Retailers Are Prepared for Christmas Week Rush Despite Supply Chain and Omicron Worries

By Bryan Jung
Bryan Jung
Bryan Jung
Bryan S. Jung is a native and resident of New York City with a background in politics and the legal industry. He graduated from Binghamton University.
December 17, 2021 Updated: December 17, 2021

American retailers are preparing for the last week of the holiday shopping season beginning on Dec. 17.

The 2021 holiday season appears to be on track to reach as high as 11.5 percent growth over last year.

The last-minute Christmas rush beginning on Super Saturday is the most profitable season for retailers in the fourth quarter.

Super Saturday is expected to draw more than 148 million shoppers to stores and online retail, according to an annual survey by the National Retail Federation and Prosper Insights & Analytics.

The number reflects a slight drop from last year’s Super Saturday, when 150 million consumers were expected to shop, which is higher than the estimated 147 million shoppers in 2019.
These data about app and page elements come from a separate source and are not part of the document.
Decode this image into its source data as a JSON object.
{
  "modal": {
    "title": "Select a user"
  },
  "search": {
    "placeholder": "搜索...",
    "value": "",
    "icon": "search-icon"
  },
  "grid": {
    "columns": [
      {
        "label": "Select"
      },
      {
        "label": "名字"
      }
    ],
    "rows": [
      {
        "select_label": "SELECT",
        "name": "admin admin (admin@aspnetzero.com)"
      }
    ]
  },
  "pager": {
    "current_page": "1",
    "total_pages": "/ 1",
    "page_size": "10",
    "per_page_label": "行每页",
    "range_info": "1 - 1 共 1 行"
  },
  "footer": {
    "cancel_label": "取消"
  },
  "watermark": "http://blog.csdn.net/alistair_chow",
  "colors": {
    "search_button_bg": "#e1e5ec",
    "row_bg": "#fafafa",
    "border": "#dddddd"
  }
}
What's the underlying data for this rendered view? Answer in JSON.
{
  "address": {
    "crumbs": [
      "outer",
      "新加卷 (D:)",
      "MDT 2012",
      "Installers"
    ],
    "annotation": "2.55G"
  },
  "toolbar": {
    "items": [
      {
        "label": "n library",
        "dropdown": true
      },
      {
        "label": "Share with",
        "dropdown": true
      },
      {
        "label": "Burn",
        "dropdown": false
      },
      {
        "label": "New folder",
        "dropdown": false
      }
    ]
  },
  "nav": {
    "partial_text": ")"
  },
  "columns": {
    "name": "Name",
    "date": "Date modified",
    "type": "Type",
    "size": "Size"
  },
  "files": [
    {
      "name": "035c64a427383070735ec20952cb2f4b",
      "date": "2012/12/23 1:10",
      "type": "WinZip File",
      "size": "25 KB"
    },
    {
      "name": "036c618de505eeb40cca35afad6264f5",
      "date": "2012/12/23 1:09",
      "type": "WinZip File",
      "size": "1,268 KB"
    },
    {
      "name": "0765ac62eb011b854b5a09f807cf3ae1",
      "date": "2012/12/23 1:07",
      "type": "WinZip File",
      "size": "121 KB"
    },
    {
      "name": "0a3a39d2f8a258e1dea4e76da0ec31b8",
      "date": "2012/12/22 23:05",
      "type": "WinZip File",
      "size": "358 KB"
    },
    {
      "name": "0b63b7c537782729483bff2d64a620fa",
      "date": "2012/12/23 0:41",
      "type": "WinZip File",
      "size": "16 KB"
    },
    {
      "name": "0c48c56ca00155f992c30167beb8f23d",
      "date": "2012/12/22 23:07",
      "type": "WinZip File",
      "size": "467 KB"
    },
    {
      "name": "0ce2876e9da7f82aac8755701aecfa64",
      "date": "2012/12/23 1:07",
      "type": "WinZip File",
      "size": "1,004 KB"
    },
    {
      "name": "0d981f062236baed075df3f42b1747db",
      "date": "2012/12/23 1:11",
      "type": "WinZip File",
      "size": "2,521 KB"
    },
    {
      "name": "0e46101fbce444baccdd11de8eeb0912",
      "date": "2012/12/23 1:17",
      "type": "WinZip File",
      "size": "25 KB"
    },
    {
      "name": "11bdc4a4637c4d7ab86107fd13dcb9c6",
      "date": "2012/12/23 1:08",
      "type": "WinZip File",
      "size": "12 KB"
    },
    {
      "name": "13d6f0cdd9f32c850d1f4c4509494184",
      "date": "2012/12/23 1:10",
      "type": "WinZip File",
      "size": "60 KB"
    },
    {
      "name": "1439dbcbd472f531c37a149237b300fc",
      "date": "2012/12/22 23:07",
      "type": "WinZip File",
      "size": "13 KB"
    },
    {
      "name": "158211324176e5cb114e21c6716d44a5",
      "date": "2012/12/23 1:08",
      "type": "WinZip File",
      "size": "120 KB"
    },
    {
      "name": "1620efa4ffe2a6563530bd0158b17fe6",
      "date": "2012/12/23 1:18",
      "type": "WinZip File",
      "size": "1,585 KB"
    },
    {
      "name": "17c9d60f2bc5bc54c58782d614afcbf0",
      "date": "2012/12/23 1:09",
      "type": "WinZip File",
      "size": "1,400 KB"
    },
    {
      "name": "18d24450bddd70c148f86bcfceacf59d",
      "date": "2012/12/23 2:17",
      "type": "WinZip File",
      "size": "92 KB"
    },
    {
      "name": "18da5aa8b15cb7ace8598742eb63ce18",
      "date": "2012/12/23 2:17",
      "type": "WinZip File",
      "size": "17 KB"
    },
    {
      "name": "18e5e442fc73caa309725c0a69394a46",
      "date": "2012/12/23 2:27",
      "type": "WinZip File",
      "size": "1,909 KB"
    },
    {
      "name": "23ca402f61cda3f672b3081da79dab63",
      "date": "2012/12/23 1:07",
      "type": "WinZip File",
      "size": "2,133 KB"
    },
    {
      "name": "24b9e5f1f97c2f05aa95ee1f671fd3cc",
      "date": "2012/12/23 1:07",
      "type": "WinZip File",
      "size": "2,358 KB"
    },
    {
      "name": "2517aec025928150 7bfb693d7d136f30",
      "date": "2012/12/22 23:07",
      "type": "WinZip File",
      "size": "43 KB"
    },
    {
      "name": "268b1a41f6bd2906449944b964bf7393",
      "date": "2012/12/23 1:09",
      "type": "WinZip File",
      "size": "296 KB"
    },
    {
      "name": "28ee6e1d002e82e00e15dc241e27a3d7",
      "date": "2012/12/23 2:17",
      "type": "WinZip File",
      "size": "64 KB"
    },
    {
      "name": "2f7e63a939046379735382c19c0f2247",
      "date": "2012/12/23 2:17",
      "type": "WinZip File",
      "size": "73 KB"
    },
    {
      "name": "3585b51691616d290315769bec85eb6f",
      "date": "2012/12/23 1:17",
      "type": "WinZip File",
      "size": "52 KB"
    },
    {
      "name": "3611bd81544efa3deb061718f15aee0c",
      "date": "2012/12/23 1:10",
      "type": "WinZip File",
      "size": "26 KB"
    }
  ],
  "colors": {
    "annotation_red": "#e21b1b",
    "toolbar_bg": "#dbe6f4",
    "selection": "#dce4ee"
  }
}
Consumers were estimated to have spent a total of $997.73 on holiday purchases so far this year, according to a report from the National Retail Federation (NRF).

“Consumers have responded with a growing eagerness to kick off the holiday shopping season early, and they expect to carry that momentum through the last few weeks of the year,” said Matthew Shay, President and CEO of the NRF.

The strong wave of early holiday shopping, which was encouraged by many retailers last month, may lead some consumers to spend less at the end of the season.

Roughly half of consumers said that they had completed their holiday shopping as of early December .

The report says that the number of anticipated Super Saturday shoppers is the third-highest reported since it began tracking this figure in 2016.

Over a quarter of consumers say that they plan to shop exclusively in-store, another third plan to shop exclusively online, while the remainder intend to do both.

Retail stores are also dealing with the supply chain bottleneck, which has eased in recent weeks, but still poses a problem.

“Retailers began preparations for the holiday season months in advance, offering seasonal inventory early and taking preventative measures to circumvent supply chain challenges exacerbated by the pandemic,” said Shay.

However, many shoppers are still having trouble finding retail items, with customers unable to make certain holiday purchases due to low or non-existent inventory.

Much of the United States is facing mild temperatures, with this week on track to be one of the warmest mid-December weeks in over 60 years.

The warmer weather may hopefully encourage consumers spend more time at retail stores instead of spending at home online, but fear of the Omicron variant of the CCP (Chinese Communist Party) virus could push shoppers to stay indoors.

The Omicron variant has already forced some people to rethink travel plans, scale back family and social gatherings, or curtail expenditures on dining and entertainment.

Big retailers such as Target, Kohl’s, and Walmart have lengthened regular store hours and have expanded their same-day online and curbside pick up and delivery services through Christmas Eve.

Retailers are already preparing for post-Christmas week sales that will last into the new year.

The NRF survey found that 65 percent of holiday shoppers plan to shop during the week after Christmas, mainly to take advantage of store promotions and gift cards.

Bryan Jung
Bryan S. Jung is a native and resident of New York City with a background in politics and the legal industry. He graduated from Binghamton University.